▸ **Work item**
Show every line in the records below that contains the word "Ctrl".
● ● ● ●
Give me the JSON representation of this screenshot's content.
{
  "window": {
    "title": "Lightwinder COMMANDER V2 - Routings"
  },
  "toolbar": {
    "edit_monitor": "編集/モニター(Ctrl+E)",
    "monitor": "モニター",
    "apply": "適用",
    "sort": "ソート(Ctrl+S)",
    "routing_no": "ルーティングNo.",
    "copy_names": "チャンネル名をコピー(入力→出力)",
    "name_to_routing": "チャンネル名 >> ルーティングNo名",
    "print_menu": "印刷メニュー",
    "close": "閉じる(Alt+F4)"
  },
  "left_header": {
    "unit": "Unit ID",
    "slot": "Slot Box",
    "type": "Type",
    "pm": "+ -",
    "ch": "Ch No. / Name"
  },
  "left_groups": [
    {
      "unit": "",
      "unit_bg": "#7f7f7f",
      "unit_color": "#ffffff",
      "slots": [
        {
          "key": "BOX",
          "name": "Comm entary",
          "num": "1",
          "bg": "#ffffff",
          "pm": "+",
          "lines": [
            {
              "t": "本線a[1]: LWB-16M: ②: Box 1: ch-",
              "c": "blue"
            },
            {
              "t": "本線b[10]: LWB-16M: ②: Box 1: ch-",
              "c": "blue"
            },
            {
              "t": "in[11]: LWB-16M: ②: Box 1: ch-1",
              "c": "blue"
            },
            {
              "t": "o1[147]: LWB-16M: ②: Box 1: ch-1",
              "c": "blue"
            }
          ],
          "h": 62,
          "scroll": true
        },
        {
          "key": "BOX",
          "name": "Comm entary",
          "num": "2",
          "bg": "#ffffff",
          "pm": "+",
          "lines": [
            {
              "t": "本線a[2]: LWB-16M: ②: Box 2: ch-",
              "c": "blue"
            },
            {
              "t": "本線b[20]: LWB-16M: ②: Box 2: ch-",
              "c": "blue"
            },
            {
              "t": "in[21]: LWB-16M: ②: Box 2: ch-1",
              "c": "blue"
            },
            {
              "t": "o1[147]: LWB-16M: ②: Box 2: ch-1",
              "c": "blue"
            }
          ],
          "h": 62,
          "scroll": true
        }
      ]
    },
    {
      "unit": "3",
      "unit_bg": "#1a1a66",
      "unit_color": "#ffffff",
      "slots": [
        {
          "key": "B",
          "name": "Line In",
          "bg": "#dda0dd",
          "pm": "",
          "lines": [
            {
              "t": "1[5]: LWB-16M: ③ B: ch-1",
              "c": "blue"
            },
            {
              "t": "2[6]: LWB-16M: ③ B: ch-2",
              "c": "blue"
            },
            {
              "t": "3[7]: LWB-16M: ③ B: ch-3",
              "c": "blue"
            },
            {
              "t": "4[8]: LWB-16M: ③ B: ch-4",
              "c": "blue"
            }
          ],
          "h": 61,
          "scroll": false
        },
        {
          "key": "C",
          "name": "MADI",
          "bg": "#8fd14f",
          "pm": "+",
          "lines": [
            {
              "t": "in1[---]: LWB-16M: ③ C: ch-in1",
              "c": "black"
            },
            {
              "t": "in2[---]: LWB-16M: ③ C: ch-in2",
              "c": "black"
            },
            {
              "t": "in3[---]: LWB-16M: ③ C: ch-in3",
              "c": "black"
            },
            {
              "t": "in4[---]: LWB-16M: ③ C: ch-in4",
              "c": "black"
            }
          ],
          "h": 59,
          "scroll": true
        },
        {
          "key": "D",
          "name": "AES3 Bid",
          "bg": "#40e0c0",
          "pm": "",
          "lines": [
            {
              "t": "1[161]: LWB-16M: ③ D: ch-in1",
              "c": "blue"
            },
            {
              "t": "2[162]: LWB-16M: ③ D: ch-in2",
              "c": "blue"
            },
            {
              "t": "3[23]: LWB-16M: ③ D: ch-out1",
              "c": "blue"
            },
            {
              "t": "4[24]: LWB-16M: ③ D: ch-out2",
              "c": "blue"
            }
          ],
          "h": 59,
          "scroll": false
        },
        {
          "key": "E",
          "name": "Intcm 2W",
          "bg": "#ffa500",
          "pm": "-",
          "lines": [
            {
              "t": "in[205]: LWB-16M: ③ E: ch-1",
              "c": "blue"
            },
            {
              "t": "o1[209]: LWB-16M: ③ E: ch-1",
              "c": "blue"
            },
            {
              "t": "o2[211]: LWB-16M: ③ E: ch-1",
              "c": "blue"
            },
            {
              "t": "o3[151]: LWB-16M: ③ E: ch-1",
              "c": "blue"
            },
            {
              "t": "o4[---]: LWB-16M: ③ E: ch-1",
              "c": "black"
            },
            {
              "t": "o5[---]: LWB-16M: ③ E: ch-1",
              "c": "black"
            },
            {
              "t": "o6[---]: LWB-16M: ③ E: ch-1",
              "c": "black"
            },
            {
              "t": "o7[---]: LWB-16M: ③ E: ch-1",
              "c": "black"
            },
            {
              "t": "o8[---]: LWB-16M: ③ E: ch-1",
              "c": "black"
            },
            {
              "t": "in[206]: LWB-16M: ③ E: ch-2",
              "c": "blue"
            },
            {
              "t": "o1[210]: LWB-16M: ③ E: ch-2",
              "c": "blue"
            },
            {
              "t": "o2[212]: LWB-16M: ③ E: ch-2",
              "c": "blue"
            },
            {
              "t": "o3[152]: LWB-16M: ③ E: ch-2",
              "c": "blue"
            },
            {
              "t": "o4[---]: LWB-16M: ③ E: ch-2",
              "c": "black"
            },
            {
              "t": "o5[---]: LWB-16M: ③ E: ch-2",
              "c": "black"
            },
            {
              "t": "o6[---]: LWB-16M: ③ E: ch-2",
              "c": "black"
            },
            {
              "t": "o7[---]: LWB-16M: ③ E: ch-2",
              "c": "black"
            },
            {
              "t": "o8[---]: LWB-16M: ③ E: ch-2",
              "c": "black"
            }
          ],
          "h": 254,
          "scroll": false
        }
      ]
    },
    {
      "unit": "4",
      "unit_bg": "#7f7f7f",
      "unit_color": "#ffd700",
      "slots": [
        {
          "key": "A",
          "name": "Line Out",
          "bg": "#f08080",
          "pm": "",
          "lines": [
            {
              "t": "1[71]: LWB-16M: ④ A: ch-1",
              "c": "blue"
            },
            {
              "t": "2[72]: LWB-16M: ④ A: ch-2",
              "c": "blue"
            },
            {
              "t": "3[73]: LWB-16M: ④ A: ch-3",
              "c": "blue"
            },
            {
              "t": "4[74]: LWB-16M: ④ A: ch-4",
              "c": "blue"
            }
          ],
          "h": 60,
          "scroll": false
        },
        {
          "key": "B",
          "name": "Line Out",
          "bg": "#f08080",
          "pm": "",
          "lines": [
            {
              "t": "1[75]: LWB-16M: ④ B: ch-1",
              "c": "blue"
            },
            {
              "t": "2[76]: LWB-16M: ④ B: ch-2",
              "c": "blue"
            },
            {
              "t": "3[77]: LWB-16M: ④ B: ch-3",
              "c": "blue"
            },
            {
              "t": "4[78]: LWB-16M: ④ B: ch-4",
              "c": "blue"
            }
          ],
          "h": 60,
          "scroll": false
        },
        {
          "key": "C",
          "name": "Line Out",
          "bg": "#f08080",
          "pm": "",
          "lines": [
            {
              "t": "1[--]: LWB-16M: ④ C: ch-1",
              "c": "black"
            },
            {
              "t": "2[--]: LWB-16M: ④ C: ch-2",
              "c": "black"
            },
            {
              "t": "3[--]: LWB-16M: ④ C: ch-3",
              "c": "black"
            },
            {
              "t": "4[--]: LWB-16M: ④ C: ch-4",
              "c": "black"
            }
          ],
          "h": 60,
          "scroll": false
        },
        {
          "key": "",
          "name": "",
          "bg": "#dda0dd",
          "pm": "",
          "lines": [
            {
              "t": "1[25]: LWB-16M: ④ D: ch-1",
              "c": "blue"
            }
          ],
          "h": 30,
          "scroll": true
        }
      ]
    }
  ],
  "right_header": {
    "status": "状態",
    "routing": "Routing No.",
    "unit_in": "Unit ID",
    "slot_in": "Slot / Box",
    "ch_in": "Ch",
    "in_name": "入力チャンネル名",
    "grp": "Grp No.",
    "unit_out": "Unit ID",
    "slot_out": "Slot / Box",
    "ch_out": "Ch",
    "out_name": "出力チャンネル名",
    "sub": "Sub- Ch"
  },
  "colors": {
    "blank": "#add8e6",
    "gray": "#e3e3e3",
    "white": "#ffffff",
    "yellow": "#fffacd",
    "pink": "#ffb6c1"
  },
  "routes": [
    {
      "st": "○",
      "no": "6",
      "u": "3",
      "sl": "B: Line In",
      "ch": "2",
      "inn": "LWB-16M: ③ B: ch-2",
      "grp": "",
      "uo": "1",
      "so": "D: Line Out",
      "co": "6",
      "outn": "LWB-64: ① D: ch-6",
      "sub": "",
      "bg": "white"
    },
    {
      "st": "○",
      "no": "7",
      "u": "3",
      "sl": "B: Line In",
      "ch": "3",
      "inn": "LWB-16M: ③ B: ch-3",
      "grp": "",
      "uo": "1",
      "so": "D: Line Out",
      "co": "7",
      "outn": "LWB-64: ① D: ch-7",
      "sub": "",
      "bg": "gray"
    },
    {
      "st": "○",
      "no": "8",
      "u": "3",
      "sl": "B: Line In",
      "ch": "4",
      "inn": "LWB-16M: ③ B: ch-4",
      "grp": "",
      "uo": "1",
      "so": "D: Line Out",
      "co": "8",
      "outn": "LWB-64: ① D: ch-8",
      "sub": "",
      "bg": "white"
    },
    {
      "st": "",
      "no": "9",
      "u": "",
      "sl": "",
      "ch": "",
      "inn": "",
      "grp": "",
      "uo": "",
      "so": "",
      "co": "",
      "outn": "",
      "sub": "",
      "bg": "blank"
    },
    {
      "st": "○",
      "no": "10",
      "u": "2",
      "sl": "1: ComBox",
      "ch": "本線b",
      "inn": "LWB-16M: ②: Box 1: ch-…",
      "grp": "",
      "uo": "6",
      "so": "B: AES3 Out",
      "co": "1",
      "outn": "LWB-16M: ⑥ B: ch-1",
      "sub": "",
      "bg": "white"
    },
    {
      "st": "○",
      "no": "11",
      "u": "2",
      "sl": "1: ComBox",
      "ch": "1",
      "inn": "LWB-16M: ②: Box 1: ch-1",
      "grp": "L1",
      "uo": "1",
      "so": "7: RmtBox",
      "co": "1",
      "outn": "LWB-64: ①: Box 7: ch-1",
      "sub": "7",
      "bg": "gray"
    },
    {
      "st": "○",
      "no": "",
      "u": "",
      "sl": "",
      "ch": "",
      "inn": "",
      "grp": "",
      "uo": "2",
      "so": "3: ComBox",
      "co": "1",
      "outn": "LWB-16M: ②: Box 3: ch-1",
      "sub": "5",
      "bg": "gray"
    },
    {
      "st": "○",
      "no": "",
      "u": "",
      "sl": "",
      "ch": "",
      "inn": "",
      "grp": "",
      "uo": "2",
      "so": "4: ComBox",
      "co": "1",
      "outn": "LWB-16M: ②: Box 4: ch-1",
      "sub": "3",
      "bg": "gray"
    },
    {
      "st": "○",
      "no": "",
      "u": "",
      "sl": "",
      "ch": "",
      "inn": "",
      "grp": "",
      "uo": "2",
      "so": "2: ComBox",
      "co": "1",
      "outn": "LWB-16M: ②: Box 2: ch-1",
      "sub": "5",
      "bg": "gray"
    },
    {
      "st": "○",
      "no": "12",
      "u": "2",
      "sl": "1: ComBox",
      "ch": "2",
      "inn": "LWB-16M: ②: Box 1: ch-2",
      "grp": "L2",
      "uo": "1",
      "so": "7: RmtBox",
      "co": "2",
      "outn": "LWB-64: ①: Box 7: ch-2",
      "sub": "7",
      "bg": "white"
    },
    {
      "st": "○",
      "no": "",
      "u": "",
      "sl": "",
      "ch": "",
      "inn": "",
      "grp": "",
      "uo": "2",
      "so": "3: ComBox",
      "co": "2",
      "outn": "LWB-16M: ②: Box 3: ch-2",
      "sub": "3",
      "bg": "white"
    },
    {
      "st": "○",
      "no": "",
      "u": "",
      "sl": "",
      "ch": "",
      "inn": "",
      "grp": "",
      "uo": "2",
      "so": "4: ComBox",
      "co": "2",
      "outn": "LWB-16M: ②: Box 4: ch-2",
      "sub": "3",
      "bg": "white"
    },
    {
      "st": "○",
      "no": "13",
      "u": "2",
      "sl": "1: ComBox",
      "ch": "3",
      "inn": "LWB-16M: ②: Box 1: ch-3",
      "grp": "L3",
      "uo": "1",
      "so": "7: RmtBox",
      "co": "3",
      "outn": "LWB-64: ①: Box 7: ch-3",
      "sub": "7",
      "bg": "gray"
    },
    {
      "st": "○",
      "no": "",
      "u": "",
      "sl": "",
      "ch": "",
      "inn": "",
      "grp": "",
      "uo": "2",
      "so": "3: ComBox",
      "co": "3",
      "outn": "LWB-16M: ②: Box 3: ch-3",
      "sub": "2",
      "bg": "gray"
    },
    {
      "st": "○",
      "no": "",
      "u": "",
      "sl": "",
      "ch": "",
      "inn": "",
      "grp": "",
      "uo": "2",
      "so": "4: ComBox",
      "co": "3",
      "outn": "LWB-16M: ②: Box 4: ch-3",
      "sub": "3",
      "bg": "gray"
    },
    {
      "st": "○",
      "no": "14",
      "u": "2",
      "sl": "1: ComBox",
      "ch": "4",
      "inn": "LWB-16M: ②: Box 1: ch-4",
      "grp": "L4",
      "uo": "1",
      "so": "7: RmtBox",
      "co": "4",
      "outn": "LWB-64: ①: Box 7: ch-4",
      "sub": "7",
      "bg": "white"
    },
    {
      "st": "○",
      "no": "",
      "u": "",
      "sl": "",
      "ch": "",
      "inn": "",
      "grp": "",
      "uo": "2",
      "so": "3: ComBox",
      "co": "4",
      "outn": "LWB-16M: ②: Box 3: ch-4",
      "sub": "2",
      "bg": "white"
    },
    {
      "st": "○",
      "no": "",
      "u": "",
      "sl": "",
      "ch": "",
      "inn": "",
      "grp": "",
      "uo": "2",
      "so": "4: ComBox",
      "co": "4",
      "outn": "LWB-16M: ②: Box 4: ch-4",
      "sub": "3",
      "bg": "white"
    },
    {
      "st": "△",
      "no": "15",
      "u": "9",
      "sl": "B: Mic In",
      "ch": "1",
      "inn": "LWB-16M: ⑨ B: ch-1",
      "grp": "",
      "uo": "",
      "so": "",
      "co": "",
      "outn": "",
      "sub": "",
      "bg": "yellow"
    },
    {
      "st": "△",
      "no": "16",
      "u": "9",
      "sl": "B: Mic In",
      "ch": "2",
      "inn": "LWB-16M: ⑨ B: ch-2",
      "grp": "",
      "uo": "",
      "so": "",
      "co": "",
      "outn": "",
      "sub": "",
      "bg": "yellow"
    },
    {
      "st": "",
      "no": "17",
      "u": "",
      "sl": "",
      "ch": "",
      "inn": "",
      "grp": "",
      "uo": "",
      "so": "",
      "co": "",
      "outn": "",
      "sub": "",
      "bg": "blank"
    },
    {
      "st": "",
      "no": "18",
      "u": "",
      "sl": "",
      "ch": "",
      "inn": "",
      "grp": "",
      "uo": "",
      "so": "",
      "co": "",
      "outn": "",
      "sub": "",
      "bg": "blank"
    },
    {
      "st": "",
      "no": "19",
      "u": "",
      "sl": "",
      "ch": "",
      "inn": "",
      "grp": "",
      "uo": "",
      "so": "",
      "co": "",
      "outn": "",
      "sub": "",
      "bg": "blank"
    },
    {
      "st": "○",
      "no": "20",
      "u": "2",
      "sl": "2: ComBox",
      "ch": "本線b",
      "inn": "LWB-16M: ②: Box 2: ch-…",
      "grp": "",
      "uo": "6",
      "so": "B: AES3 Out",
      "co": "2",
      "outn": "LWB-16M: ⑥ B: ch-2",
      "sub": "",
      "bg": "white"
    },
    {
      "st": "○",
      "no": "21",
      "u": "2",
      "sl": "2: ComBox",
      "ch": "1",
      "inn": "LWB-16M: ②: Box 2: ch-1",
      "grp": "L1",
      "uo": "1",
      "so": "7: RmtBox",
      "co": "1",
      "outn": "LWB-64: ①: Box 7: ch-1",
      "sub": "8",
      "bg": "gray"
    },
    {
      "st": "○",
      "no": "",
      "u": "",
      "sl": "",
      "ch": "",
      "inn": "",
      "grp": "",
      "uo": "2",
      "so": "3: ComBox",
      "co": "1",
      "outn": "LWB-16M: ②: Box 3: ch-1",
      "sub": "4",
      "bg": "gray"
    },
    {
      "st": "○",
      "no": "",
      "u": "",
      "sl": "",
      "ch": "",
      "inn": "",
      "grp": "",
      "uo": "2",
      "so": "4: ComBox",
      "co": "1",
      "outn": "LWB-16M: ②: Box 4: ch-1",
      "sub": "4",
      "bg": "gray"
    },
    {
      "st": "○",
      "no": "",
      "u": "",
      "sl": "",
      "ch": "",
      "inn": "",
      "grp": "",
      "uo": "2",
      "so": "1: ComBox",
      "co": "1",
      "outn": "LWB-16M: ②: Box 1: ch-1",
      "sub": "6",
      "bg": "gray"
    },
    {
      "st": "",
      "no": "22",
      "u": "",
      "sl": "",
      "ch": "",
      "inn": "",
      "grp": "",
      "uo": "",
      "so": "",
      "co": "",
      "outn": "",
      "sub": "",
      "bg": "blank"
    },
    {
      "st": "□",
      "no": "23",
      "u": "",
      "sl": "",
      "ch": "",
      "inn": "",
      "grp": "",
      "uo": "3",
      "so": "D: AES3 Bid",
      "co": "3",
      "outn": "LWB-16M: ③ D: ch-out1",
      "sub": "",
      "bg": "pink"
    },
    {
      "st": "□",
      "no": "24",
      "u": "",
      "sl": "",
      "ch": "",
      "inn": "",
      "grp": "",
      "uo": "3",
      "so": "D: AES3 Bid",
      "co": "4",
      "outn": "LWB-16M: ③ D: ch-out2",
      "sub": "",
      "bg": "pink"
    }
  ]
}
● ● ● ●
▸ **Written response**
    "edit_monitor": "編集/モニター(Ctrl+E)",
    "sort": "ソート(Ctrl+S)",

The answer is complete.